Once you begin your training year, you might find that you have limited spare time. This means that you should think carefully about the non-teaching related jobs which you want to achieve during your training year. It is probably not the ideal time to renovate your kitchen, move house or get a new puppy. Get as much admin done before you start your year. If you are planning to move into new accommodation, try and do this with time to spare so that you can get yourself sorted before the hard slog begins.
3. Plan your boundaries up front
Have a good think about what you want your work-life balance to look like before you start your training. For example, you might plan to always have one day completely off each week.

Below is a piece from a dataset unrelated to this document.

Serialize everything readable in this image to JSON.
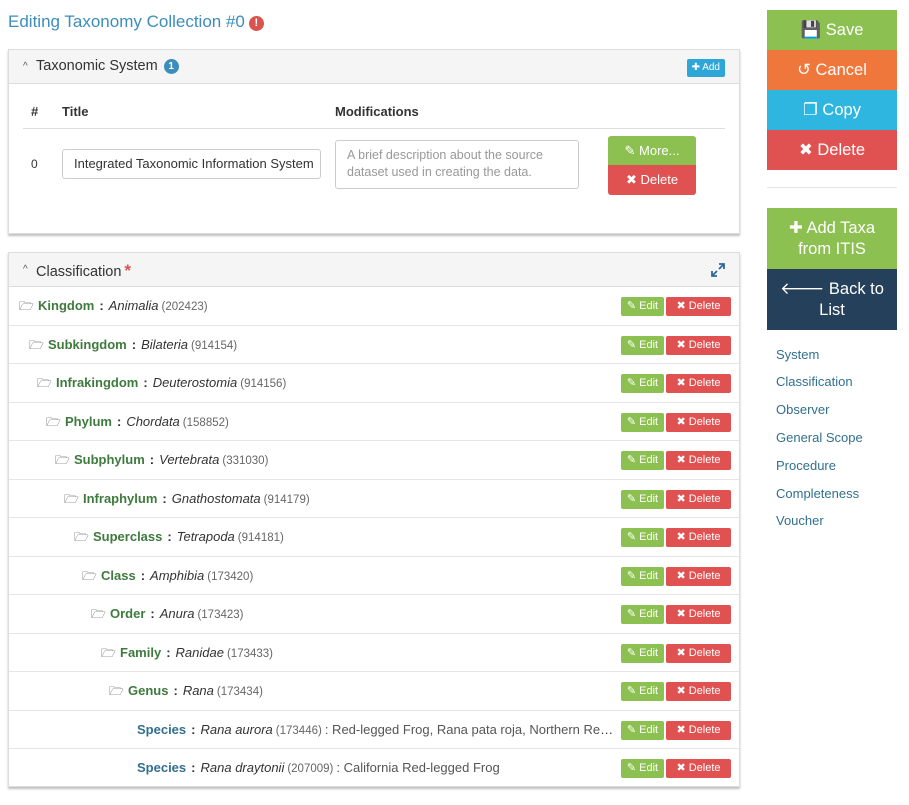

Other teachers focus on always completing their work in school before they go home. It doesn’t matter if you change your plans, later on, the main thing is that you always have some boundaries in place to stop you getting burnt out, even if you have to review and change them from time to time.
4. Do some reading
Once you start your teacher training year, you might have limited time to do any reading around your subject. (Apart from set-texts or essential research which you have to do as part of your course.) Now is the time to read a couple of books which could help you later on. Your course may have given you summer holiday work to do, otherwise, you can take a look at Mr Barton’s suggested reading list.
5. Go shopping and invest in an iron
You will need to look smart for your teaching placements, so it is worth doing some shopping up front. On the other hand don’t overdo it, as you don’t know where your placements will be. Schools do vary when it comes to how smart they want you to be – particularly for female teachers. Some schools will ask their female teachers to wear suit jackets, whereas in other schools wearing a suit will make you look like you are going for an interview. Buy a few basics and then you can do some more shopping once you know where you have been placed. It is always better to go extra smart on the first day and then tone it down, rather than the other way round. You may also want to consider investing in a new iron.
For anyone with piercings, tattoos, or unconventional haircuts (purple/blue/green etc.) you will need to talk to your school upfront about what is allowed. You can’t just assume that they are OK with you wearing a tongue stud. Again, different schools will vary, so use your common sense and have a conversation with your school mentor before you start.
6. What equipment should you buy?
You will probably need a good laptop or computer to work on during your teacher training year. Once you start your first job, you might be given a laptop, or iPad, which you may or may not be able to take home. It is really hard to know exactly what you need upfront, therefore it could be a good idea to put some money aside and wait until you are a few weeks into your course. This will mean that you can talk to your course tutors and get advice from fellow students.
You will also need a good USB stick / external hard drive to store all your files on. You should also have a rigorous routine for backing up your files and essays during the year. Many teachers have lost a memory stick with everything on, causing themselves a big headache. In the new era of data protection, you should get into good habits from day one. Are you carrying sensitive data on your memory stick? What is the policy of your school when it comes to student data? Hopefully, you will receive some training in this area.
7. Get excited
Your teacher training year could be tough. However you are also allowed to look forward to it, and it is perfectly normal to feel both nervous and excited about the challenges ahead. As a Maths Scholar, you have been selected as someone who is passionate about teaching. This means it is perfectly fine to feel excited about your teacher training year. Enjoy the summer – but also look forward to the year ahead!